Thanks for an interesting post! It was fun to examine it this way. And I agree with you about hearing DeOssie say that about productivity. Funny how an incongruity like that can make you look at something in an entirely new light.

Holden F. Gear said...

I have from time to time voiced an opinion why soccer does not appeal to Americans and, although I did not previously think of it this way, it is in general agreement with SB's main theme about productivity. Americans want their sports heroes to demonstrate dexterity, cleverness, and practiced execution WITH THEIR HANDS. To set a rule that a player cannot use his hands is un-American for many of the reasons discussed in SB's article.

In defense of NASCAR against some of the commentaries, I'll contend that next to skillful hands, Americans have a visceral attraction to precisely machined metal parts that turn really fast and make ear-splitting noise.

Interesting topic!

Anonymous said...

First I will say that I actually enjoyed reading this blog, even though my heart lays with the game of soccer. It is nice to hear one's opinion without useless name calling and degradation. So for that, I applaud you.
I will however respectfully disagree. I have seen comments many times that mirror what you said and quoted in your blog: that soccer is boring, Americans hate it, and it's too low-scoring. I can even agree with the low scoring part. However, it is different growing up with a game and seeing your father play the game, or playing it with your brothers and sisters in the yard. Forgive me for saying this, but soccer has its great spots and its weak spots like any other sport. For instance, some might say that baseball is boring because you have to sit and wait for someone to get a hit, and this might be infuriating to the average baseball fan because they know the finer points of the game, and now how challenging it is and how amazing it is to hit a home run, or pitch a no hitter.
The same goes for soccer. While it may be boring to some, to those who feel it in their hearts and have it in their blood, they know how difficult it is to pass that ball 120yds down a field and through 11 players to score. It is the challenge that is the passion. I can understand how much of America feels, but regardless of what many think, the sport is growing here in America. And I noticed one person who posted a comment here said we are trying to "shove it down peoples throats"...in no way is this true. Just like with any passion in life, whatever that may be, one must feel free to try to explain to others just how much joy that activity brings in YOUR life.
As a lifelong soccer fan, I can honestly say that whatever sport you play is fine with me as long as it brings you joy. Football(soccer) is my joy, and will always be so.
I enjoyed your blog.

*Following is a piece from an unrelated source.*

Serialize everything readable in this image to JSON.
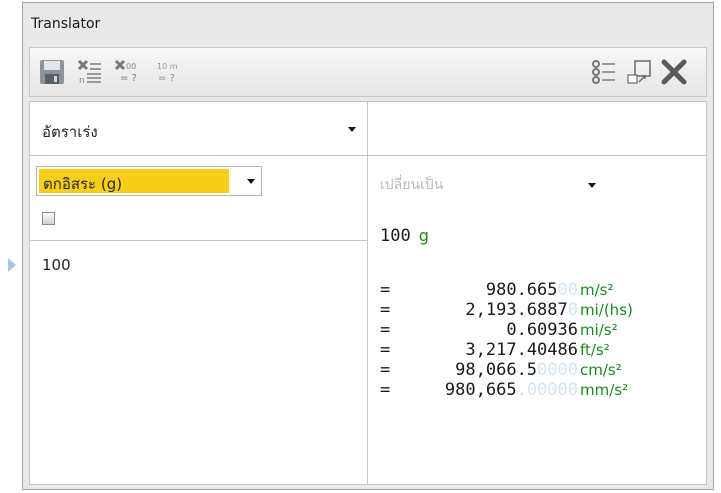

Stephen Bourque said...

Thanks for the good comments, Anonymous!

Anonymous said...

As Americans, we seem to prefer discrete time sports to continuous time sports. Baseball is made up of 9 innings and 3 outs per side. Football has a clock, but it is broken up by discrete plays. Basketball is less discrete, than football and baseball, but it has a large number of discrete possessions, with one team attacking one net, followed by the other team attacking the other net. Hockey, which is less popular than the 3 above is much more continous in nature, although icing, offsides, and penalties tend to break up the game a bit more than soccer. Soccer is much more on the continous time spectrum, with very little stopage. Minor penalties are quickly dealt with by a free kick. Red/yellow cards, injuries, and goals stop the action, but those are much less frequent than penalties in hockey. Like basketball, there is much ebb and flow in the game in the midfield that you don't see in other sports.